But company is quick. Berwyn, Penn.-based Dollar Financial Corp. , which trades on Nasdaq, runs 386 shops in Canada beneath the cash Mart title. Dollar Financial posted a year-over-year 23.2per cent rise in income to US$91.7 million with its quarter that is first ended 30, 2006. Income from worldwide operations jumped 30.7% to US$15 million throughout the exact same duration. Nonetheless, the company вЂ” the sole publicly exchanged payday lender running in Canada вЂ” reported a web loss in US$1.7 million within the quarter, vs web income of US$2.3 million in the 1st quarter of financial 2006.
Robinson says lending risk is workable. That rate remains relatively stable although payday lenders have a higher default rate than banks, at 2% to 3.
Development and security are attributes that appeal to all or any companies, it is therefore unsurprising that old-fashioned loan providers are vying to obtain a toehold into the payday-loan company. Credit unions are stepping as much as the dish, with Alterna Savings Credit Union Ltd. , the second-largest credit union in Ontario, leading the cost.
вЂњSurveys show that between 1.5 million and 2 million Canadians are utilizing loans that are payday and 93percent of them have actually chequing records with credit unions,вЂќ claims Bob Whitelaw, manager for the convenience loan task at Alterna Savings.
The intent, states Whitelaw, is always to offer clients solution this is certainly simple, risk-tolerant, socially accountable and that may start to split the period of dependency that numerous Canadians have on pay day loans.
This new-found fascination with short-term loans is certainly not astonishing.
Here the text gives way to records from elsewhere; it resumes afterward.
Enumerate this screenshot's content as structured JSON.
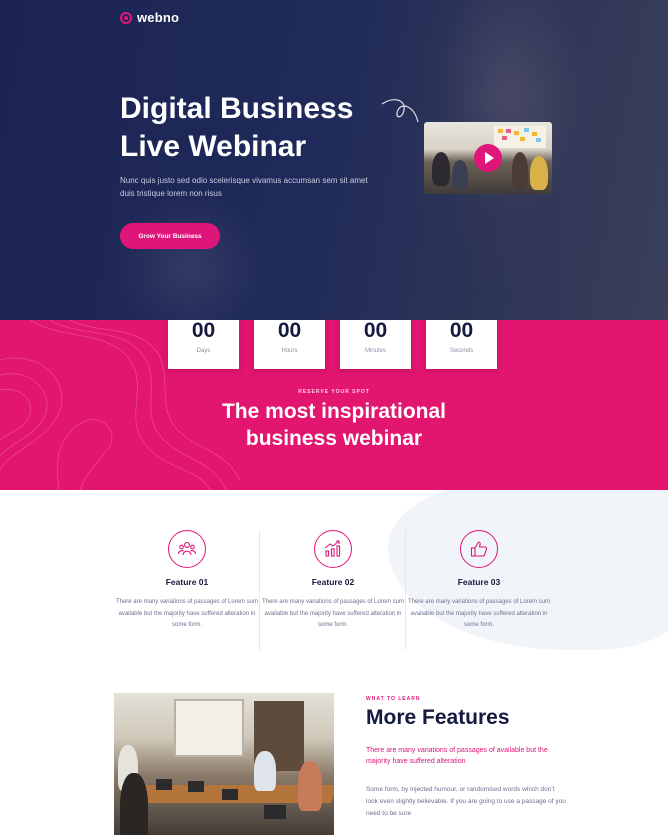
{
  "brand": {
    "name": "webno",
    "accent": "#e0157a",
    "navy": "#1c2452"
  },
  "hero": {
    "title_line1": "Digital Business",
    "title_line2": "Live Webinar",
    "text": "Nunc quis justo sed odio scelerisque vivamus accumsan sem sit amet duis tristique lorem non risus",
    "button_label": "Grow Your Business",
    "video_icon": "play-icon"
  },
  "countdown": [
    {
      "value": "00",
      "label": "Days"
    },
    {
      "value": "00",
      "label": "Hours"
    },
    {
      "value": "00",
      "label": "Minutes"
    },
    {
      "value": "00",
      "label": "Seconds"
    }
  ],
  "reserve": {
    "eyebrow": "RESERVE YOUR SPOT",
    "title_line1": "The most inspirational",
    "title_line2": "business webinar"
  },
  "features": [
    {
      "icon": "team-icon",
      "title": "Feature 01",
      "text": "There are many variations of passages of Lorem sum available but the majority have suffered alteration in some form."
    },
    {
      "icon": "growth-chart-icon",
      "title": "Feature 02",
      "text": "There are many variations of passages of Lorem sum available but the majority have suffered alteration in some form."
    },
    {
      "icon": "thumbs-up-icon",
      "title": "Feature 03",
      "text": "There are many variations of passages of Lorem sum available but the majority have suffered alteration in some form."
    }
  ],
  "more": {
    "eyebrow": "WHAT TO LEARN",
    "title": "More Features",
    "highlight": "There are many variations of passages of available but the majority have suffered alteration",
    "text": "Some form, by injected humour, or randomised words which don't look even slightly believable. If you are going to use a passage of you need to be sure"
  }
}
When you look at the U.S., it’s an area that is growing of for credit unions. Of this 9,000 credit unions into the U.S., 1,000 currently offer payday loans.
A few payday lenders have actually answered favourably to Bill C-26, because has got the Pay-day Loan that is canadian Association. Regarding the plus side, the legislation will mean businesses can’t be fined as much as $25,000 or management provided for prison for 5 years for breaking Criminal Code provisions. Regarding the side that is flip it starts the entranceway when it comes to provinces to step up making use of their very own legislation.
Three provinces have previously done this, although the federal modifications are maybe not yet legislation. Manitoba, British Columbia and Nova Scotia are dancing with legislative amendments which will place control of payday loan providers inside their fingers. Provinces that neglect to introduce their legislation that is own will payday loan providers that work on their spot come under Bill C-26, which may exempt loans through the 60% guideline when they try not to meet or exceed $1,500 or 62 times.
ManitobaвЂ™s brand new legislation, established in the springtime of 2006, will demand organizations become certified and fused, also to alert borrowers in regards to the high price of the loans. The maximum price of any loan is likely to be set because of people Utilities Board, with no extra charges is going to be permitted in the point from which loans are renewed, extended or changed, unless authorized because of the PUB.
In Nova Scotia, legislation has been spurred in by a court case which involves a payday loan provider and allegations that only a few fees had been disclosed ahead of the loan had been granted.
вЂњThis is always to protect customers. It will probably enforce stricter directions,вЂќ says Lenore Bromley, spokeswoman for Service Nova Scotia and Municipal Relations, a provincial federal government division.
In this brand brand brand new legislative environment, other provinces will no doubt intensify. Such instructions are inescapable and intended to protect the customer. Yet payday lenders, it seems, are set for a striking, “” new world “”. IE